* Task to complete *
In the data below, find every line that has the string "reserved", and copy it.

* Information shown *
------------------------------------
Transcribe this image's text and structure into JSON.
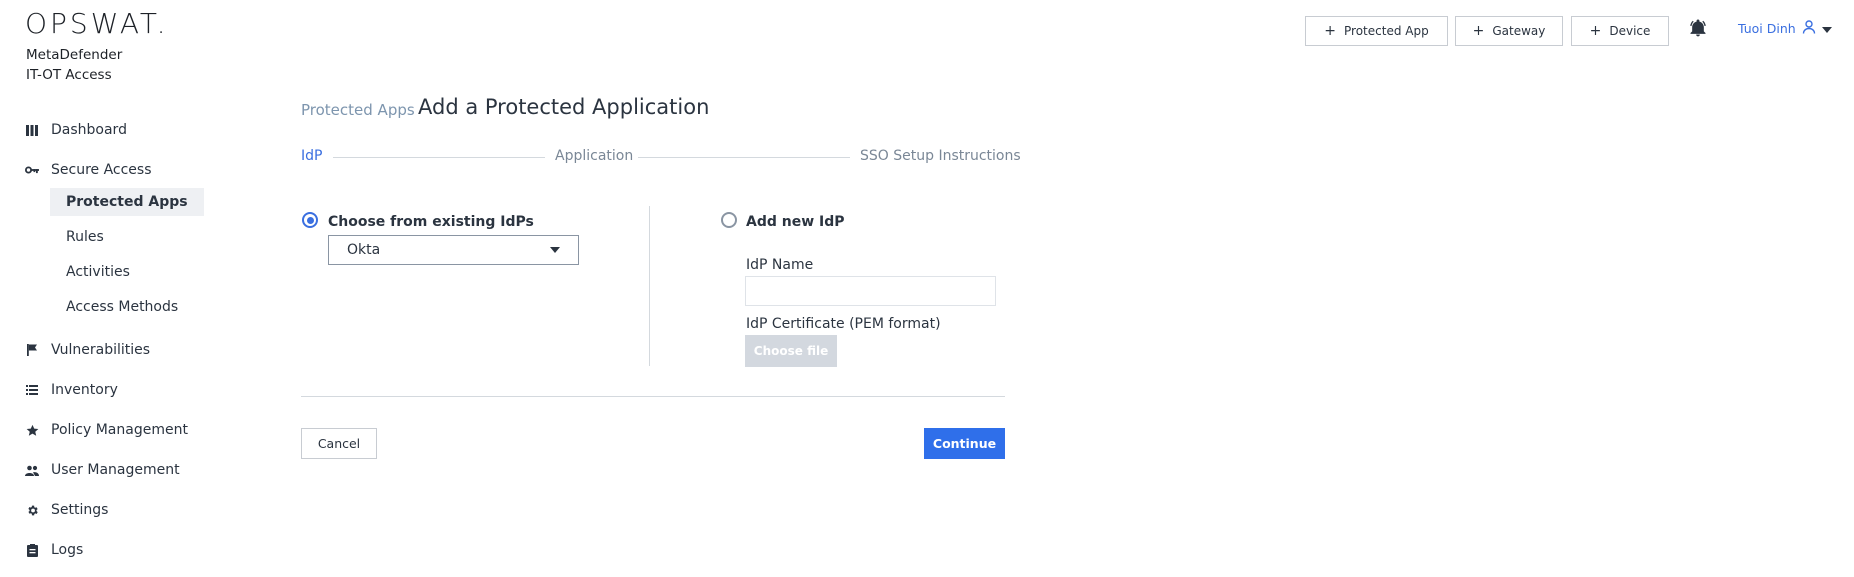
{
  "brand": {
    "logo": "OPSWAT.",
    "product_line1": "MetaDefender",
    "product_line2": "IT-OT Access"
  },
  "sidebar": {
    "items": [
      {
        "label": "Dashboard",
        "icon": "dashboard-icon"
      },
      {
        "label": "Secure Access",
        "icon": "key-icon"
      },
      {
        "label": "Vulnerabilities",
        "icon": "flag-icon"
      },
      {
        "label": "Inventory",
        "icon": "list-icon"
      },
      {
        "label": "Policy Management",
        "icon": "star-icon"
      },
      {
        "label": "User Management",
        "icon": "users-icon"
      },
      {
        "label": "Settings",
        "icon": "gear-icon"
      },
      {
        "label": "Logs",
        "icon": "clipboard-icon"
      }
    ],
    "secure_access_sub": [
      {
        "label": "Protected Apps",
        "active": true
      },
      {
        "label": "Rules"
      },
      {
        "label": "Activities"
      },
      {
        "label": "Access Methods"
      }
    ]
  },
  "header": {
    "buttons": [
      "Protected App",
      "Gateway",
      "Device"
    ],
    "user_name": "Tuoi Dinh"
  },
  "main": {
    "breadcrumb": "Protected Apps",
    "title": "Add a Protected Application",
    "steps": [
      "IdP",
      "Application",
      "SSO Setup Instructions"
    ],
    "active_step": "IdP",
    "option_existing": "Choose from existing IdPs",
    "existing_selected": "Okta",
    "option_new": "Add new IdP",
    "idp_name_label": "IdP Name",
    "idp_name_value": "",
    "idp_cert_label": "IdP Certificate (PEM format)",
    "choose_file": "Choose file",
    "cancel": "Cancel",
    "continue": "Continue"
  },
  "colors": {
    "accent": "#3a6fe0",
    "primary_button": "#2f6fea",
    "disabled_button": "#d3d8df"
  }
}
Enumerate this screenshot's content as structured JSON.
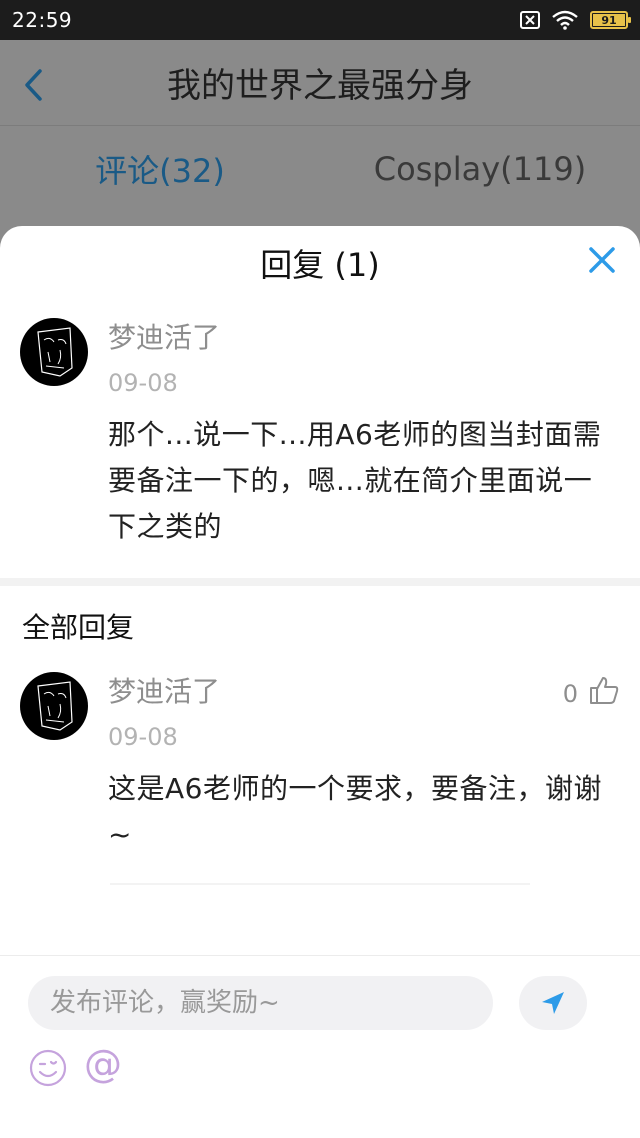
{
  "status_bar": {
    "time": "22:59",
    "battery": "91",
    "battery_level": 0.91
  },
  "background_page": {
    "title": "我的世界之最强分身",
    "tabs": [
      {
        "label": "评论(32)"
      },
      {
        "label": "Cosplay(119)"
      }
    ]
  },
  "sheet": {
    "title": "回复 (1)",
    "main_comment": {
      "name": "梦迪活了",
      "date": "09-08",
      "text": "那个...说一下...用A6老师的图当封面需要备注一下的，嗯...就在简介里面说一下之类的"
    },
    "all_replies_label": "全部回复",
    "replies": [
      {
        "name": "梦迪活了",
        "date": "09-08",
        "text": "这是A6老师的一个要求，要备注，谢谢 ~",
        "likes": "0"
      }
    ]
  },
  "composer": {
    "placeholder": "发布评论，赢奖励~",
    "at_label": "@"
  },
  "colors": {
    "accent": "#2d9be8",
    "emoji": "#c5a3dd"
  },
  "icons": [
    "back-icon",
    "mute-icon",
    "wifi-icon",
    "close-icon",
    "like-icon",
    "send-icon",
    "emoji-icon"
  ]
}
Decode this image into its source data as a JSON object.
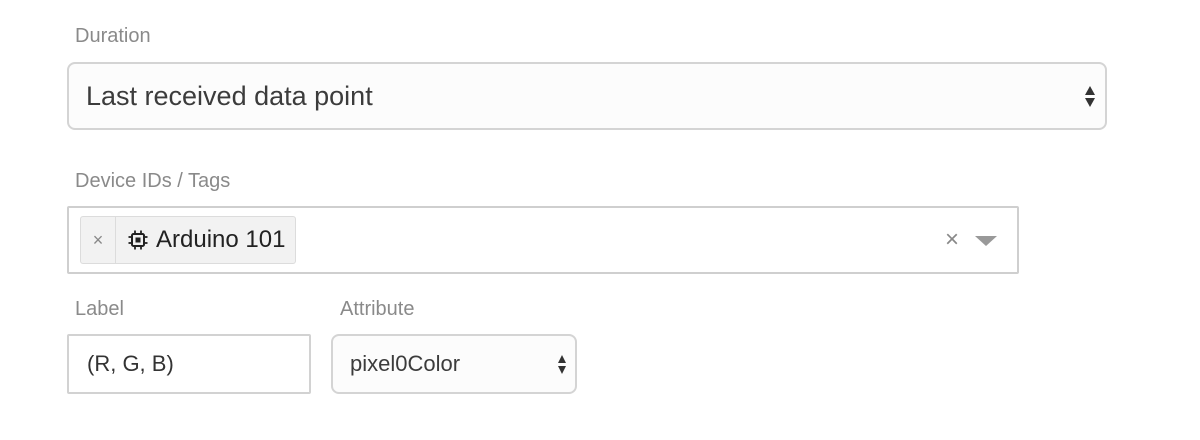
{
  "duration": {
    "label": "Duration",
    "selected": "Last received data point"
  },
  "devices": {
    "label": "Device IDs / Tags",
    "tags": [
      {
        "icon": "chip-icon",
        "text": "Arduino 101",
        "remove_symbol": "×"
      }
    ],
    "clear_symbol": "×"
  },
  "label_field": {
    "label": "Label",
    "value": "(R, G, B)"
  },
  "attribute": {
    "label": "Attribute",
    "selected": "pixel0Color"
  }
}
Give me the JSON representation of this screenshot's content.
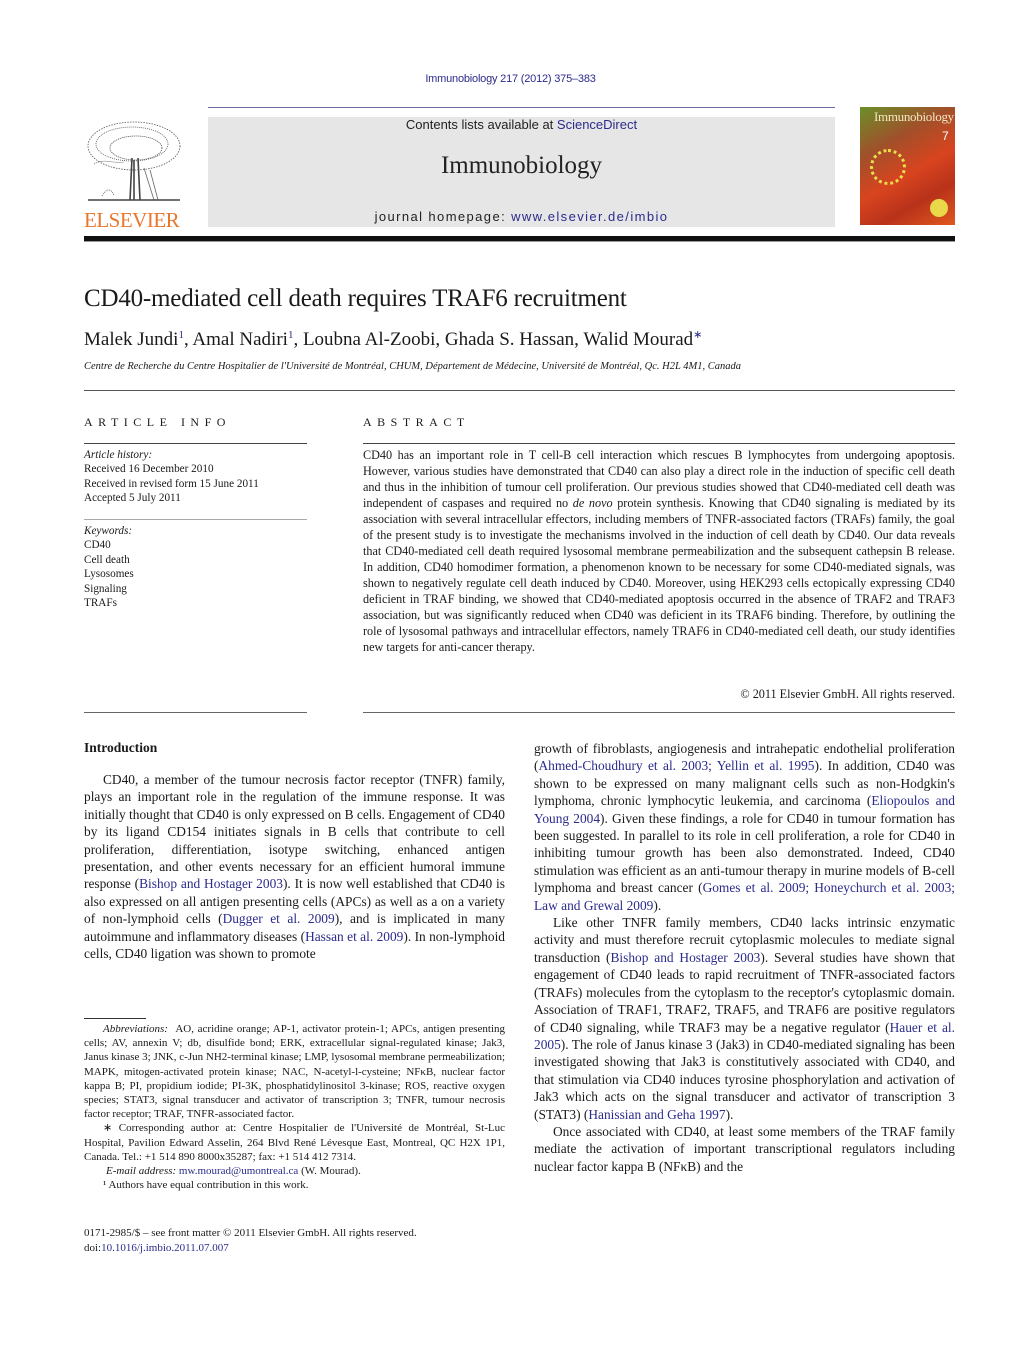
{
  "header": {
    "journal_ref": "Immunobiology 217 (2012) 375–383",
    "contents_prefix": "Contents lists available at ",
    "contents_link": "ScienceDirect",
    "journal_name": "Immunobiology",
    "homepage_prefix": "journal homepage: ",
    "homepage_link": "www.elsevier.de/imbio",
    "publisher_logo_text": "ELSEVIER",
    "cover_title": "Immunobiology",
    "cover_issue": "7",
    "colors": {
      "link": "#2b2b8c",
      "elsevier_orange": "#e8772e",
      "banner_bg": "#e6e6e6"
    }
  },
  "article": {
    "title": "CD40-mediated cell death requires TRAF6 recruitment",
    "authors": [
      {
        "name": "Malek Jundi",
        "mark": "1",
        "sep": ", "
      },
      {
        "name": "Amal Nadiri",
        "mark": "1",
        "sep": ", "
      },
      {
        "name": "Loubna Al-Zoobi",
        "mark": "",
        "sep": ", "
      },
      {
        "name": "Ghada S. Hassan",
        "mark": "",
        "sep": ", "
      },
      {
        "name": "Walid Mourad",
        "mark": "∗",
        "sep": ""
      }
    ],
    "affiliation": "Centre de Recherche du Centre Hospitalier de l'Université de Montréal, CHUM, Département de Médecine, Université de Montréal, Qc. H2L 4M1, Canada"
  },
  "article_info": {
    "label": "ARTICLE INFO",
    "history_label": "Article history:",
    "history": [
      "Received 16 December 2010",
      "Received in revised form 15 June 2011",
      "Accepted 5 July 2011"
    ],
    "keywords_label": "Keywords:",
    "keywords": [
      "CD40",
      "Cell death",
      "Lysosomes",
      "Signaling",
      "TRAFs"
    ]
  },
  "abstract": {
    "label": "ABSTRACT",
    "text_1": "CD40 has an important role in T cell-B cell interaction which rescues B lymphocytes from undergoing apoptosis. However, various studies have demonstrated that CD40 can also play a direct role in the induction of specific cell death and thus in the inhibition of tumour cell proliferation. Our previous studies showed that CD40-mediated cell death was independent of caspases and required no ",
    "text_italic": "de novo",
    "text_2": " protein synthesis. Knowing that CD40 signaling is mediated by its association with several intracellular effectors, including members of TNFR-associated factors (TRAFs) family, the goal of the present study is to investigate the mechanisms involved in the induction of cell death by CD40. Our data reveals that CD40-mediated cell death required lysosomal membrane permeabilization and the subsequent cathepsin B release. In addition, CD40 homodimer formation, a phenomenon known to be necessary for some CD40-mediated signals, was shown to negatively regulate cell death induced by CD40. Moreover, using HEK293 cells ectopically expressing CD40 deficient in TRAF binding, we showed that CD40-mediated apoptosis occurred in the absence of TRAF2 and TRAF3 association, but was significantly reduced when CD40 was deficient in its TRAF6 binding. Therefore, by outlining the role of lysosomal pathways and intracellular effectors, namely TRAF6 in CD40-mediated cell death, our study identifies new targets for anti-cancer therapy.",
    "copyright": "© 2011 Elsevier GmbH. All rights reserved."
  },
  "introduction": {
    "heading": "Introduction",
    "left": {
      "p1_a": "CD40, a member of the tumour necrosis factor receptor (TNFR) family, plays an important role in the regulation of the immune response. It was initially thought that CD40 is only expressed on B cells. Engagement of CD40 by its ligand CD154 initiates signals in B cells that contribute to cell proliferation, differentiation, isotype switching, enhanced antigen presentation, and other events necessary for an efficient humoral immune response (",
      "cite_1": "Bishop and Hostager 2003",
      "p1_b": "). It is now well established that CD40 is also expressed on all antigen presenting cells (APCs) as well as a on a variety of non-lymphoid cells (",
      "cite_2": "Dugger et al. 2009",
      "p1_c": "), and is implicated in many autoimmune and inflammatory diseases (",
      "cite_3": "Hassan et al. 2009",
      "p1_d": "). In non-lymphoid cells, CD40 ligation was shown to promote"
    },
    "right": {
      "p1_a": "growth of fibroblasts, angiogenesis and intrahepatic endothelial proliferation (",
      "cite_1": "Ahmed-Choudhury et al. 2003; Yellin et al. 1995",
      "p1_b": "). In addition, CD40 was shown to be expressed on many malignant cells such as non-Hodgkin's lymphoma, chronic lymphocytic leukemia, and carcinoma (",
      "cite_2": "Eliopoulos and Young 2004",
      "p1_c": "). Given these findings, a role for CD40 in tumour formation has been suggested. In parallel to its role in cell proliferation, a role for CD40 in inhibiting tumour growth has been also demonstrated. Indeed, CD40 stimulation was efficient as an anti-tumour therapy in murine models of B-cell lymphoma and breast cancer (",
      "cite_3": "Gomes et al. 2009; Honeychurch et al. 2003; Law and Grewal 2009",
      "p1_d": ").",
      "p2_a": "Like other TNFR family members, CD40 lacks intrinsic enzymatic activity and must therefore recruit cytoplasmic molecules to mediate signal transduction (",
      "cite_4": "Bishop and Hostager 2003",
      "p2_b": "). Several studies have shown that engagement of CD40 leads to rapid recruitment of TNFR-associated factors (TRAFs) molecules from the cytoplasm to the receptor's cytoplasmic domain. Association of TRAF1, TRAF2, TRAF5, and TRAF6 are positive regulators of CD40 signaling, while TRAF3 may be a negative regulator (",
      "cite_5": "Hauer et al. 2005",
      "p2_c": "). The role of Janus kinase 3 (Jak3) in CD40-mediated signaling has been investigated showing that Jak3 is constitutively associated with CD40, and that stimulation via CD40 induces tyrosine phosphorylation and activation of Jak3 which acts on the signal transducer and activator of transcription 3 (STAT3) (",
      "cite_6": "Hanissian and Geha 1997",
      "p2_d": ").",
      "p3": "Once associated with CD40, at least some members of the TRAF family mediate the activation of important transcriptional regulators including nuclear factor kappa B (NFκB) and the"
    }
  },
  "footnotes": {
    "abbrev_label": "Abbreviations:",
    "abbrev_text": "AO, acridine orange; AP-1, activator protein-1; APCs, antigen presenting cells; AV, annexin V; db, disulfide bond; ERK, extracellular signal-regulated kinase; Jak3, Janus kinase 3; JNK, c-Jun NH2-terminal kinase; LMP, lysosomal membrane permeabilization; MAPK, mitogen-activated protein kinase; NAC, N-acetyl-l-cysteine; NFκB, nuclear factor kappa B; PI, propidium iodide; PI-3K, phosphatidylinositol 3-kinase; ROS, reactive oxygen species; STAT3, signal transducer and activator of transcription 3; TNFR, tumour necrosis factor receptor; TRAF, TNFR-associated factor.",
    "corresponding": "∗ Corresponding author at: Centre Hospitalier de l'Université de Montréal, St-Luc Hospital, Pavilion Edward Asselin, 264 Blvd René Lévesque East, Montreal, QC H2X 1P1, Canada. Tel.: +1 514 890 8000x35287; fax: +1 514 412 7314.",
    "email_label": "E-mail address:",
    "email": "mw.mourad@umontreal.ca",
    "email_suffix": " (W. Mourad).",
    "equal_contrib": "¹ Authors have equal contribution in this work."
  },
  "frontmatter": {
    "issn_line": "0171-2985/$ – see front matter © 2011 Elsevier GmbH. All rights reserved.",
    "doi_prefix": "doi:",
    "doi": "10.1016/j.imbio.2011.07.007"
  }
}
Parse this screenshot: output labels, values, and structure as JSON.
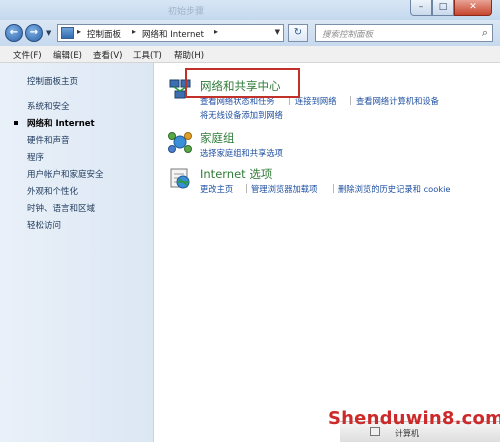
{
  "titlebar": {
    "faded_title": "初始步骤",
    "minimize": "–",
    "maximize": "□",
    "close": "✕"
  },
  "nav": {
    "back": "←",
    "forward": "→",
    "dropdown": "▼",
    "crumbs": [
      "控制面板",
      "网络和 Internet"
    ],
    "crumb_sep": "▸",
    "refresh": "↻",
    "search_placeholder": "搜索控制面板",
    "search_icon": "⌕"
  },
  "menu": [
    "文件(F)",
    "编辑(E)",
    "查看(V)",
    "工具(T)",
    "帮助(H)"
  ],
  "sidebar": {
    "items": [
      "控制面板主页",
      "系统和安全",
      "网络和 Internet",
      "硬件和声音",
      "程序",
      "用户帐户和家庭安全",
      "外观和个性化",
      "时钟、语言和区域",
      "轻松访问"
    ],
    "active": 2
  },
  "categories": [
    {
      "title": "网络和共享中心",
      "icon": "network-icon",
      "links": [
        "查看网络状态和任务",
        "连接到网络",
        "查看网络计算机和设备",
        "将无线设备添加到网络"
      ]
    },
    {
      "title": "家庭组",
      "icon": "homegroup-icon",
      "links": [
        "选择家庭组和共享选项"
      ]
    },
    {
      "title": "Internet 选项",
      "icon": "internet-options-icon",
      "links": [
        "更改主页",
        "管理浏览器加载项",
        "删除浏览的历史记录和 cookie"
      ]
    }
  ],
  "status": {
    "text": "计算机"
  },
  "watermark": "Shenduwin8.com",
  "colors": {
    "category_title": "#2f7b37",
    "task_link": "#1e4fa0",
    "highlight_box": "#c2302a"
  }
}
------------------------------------
* Task response *
    "copyright": "© 2011 Elsevier GmbH. All rights reserved."
    "issn_line": "0171-2985/$ – see front matter © 2011 Elsevier GmbH. All rights reserved.",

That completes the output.